Festival season has gone virtual amist COVID-19 epidemic


The Chaparral

Coachella Valley Music and Arts Festival, April 2019.

Amaray Alvarez, Staff Reporter

The COVID-19 pandemic has forced the world to come to a halt. With sports events and concerts cancelled and movie theaters closed indefinitely.

And the 2020 festival season has also been canceled, or postponed in some cases, due to social distancing orders not allowing large gatherings to take place at the moment.

The Coachella Valley Music and Arts Festival, which occurs here in the desert, and would have taken place in April, has been postponed to take place in October of this year. Other festivals and events, however, like Burning Man, have been canceled.

Several artists and festivals have begun posting live streams of sets or posting old shows from previous years to help lift spirits during this uncertain time. Virtual festivals like Couch-Chella and Stage-Couch have already passed, but have seen large participation from people all around the world.

The benefits of moving concerts online have allowed for more people to log on and watch artists up close. People who originally had tickets to the event, or others who may have not had the opportunity to attend, are now able to do so together.

DJ artist Dillon Francis has been hosting live stream concerts through YouTube three to four times a week with DJ Diplo and other special guests. His live streams have included events like Taco Tuesday, Hump Day Heaters, surprise shows on Friday and a Coronight Fever set on Saturday.

These sets last two to three hours and typically have around 35,000 views.

Other festivals have plans to also host virtual concerts for everyone to view. Next month the Electric Daisy Carnival (EDC) rave festival is going to have a Virtual Rave-a-thon from May 15 through 17. EDC also plans to have an in-person festival in October of this year. People who would like to participate in the virtual event can sign up to be notified of set times at insomniac.com/livestream.

Instagram has become another popular platform for artists and companies to perform and host live concerts. The Instagram live tool allows artists to connect with fans from the ease of their phones. With musicians also being home following lockdown orders, they have been using the live feature as an outlet to throw impromptu shows.

The popular game Fortnite has started hosting concerts as well. Last year through the game, DJ Marshmello performed online as an in-game avatar, participants who joined the game watched him as avatars also.

Last month rap artist Travis Scott similarly performed a concert through Fortnite and used the game to release his new song.

The concerts that take place occur in a new game mode called party royale. In this game mode no guns are allowed, the players can just chat with other players without there being a battle. The creator of Fortnite, Epic Games, has announced on their website that they are planning to move towards more virtual concerts.

DJs Steve Aoki and deadmau5 hosted a show through the game on May 8.

Virtual concerts are taking over social media right now and may continue into the future after the pandemic is under control. These shows allow more fans to participate and can be made free or lower cost as large venues and months of planning is not needed.
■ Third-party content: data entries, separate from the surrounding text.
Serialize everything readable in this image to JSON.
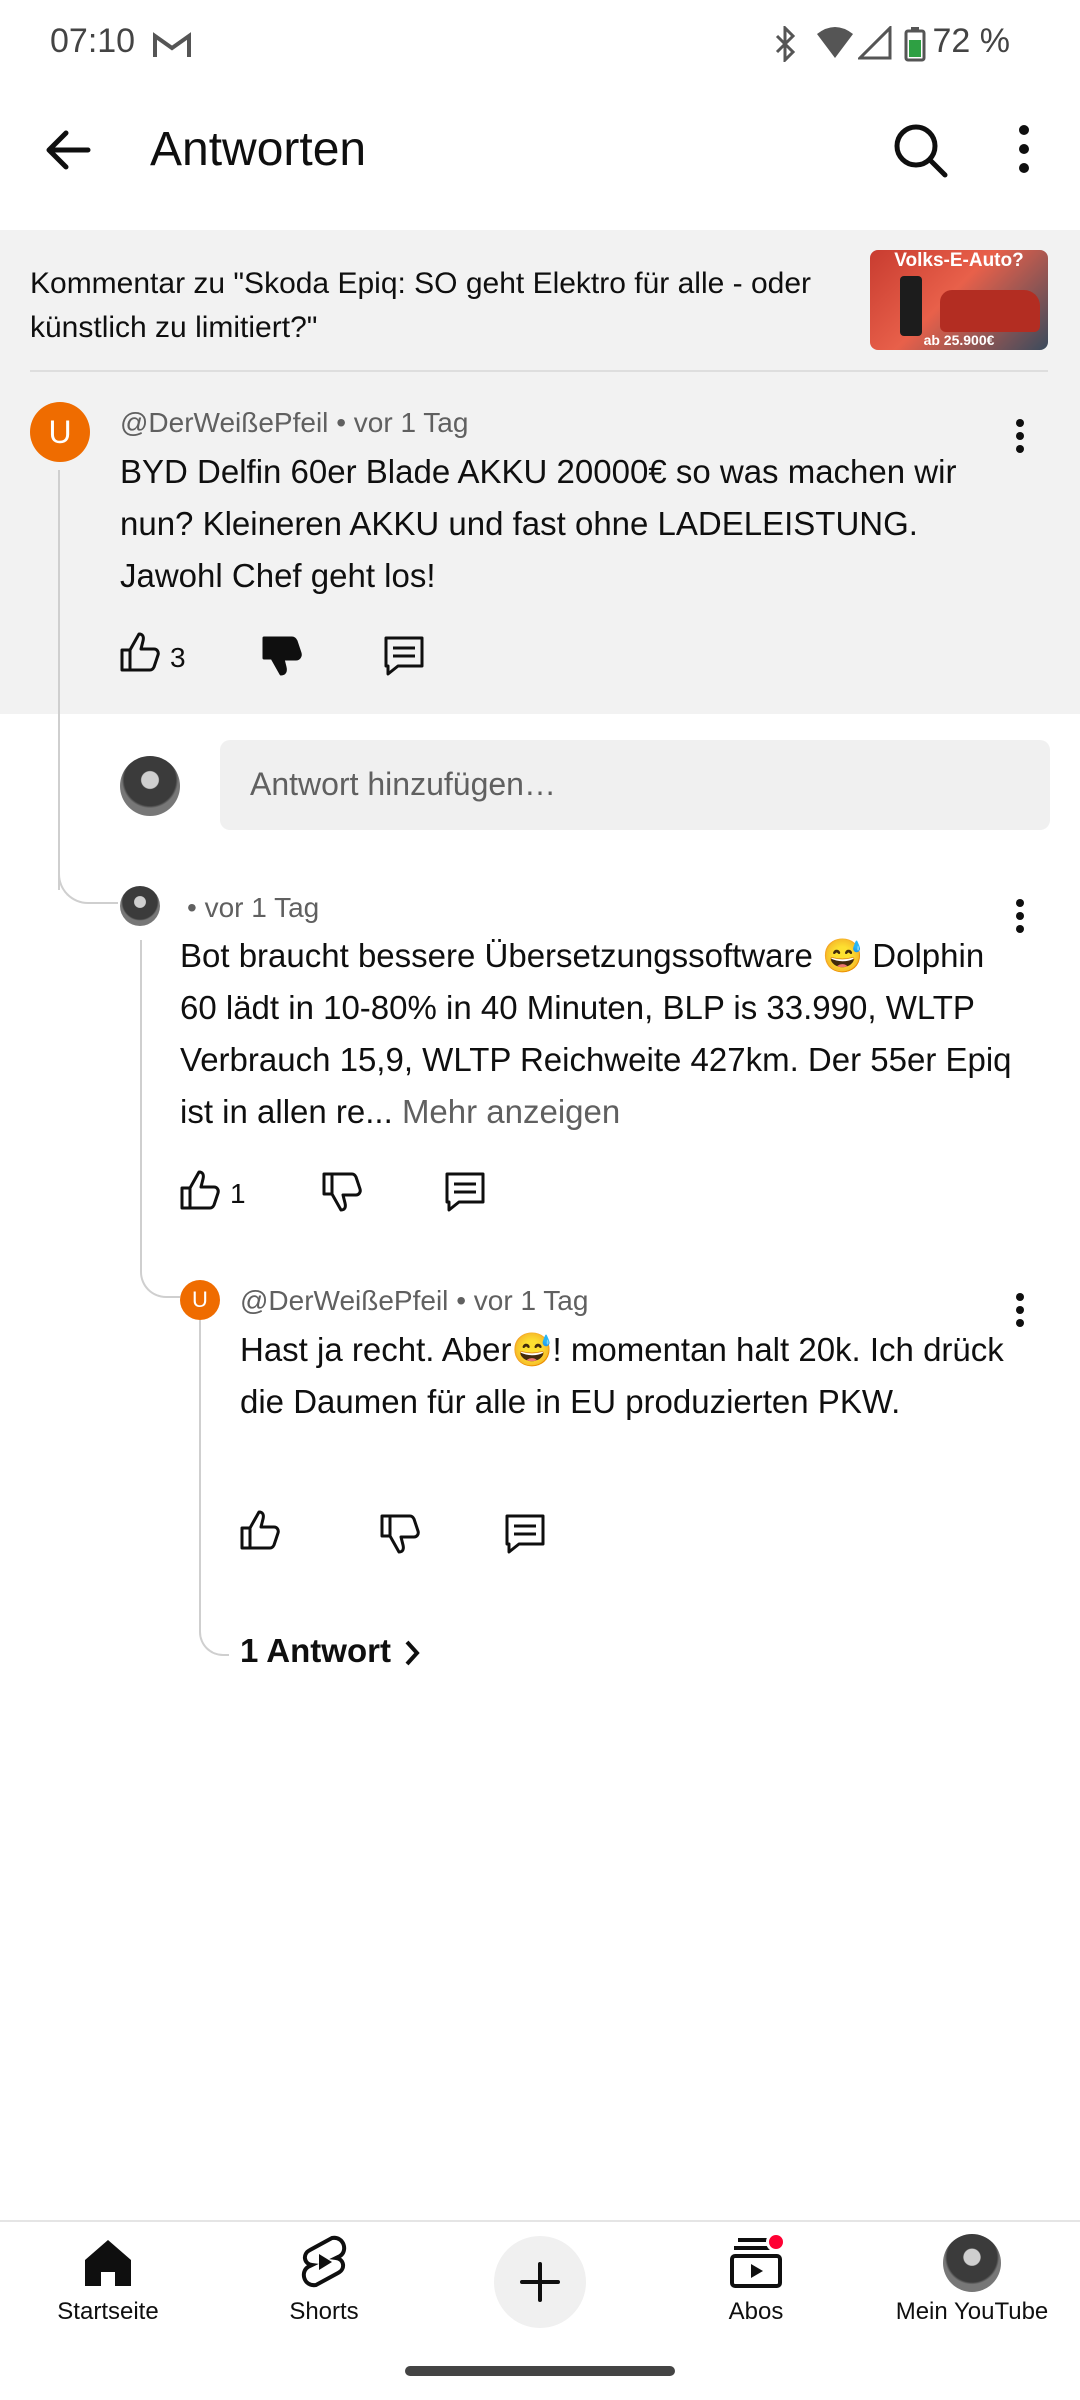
{
  "status_bar": {
    "time": "07:10",
    "battery": "72 %"
  },
  "header": {
    "title": "Antworten"
  },
  "context": {
    "text": "Kommentar zu \"Skoda Epiq: SO geht Elektro für alle - oder künstlich zu limitiert?\"",
    "thumbnail_top": "Volks-E-Auto?",
    "thumbnail_bottom": "ab 25.900€"
  },
  "comments": [
    {
      "avatar_letter": "U",
      "author": "@DerWeißePfeil",
      "time": "• vor 1 Tag",
      "text": "BYD Delfin 60er Blade AKKU 20000€ so was machen wir nun? Kleineren AKKU und fast ohne LADELEISTUNG. Jawohl Chef geht los!",
      "likes": "3"
    },
    {
      "author": "",
      "time": "• vor 1 Tag",
      "text": "Bot braucht bessere Übersetzungssoftware 😅 Dolphin 60 lädt in 10-80% in 40 Minuten, BLP is 33.990, WLTP Verbrauch 15,9, WLTP Reichweite 427km. Der 55er Epiq ist in allen re...",
      "more_label": "Mehr anzeigen",
      "likes": "1"
    },
    {
      "avatar_letter": "U",
      "author": "@DerWeißePfeil",
      "time": "• vor 1 Tag",
      "text": "Hast ja recht. Aber😅! momentan halt 20k. Ich drück die Daumen für alle in EU produzierten PKW.",
      "likes": ""
    }
  ],
  "reply_input": {
    "placeholder": "Antwort hinzufügen…"
  },
  "more_replies": "1 Antwort",
  "bottom_nav": [
    {
      "label": "Startseite",
      "icon": "home-icon"
    },
    {
      "label": "Shorts",
      "icon": "shorts-icon"
    },
    {
      "label": "",
      "icon": "create-icon"
    },
    {
      "label": "Abos",
      "icon": "subscriptions-icon"
    },
    {
      "label": "Mein YouTube",
      "icon": "avatar"
    }
  ],
  "colors": {
    "accent_orange": "#ef6c00",
    "notification_red": "#ff0033",
    "context_bg": "#f2f2f2"
  }
}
It is unclear how the festival season will look once it returns, but in the meantime, fans can count on watching their favorite artists from home.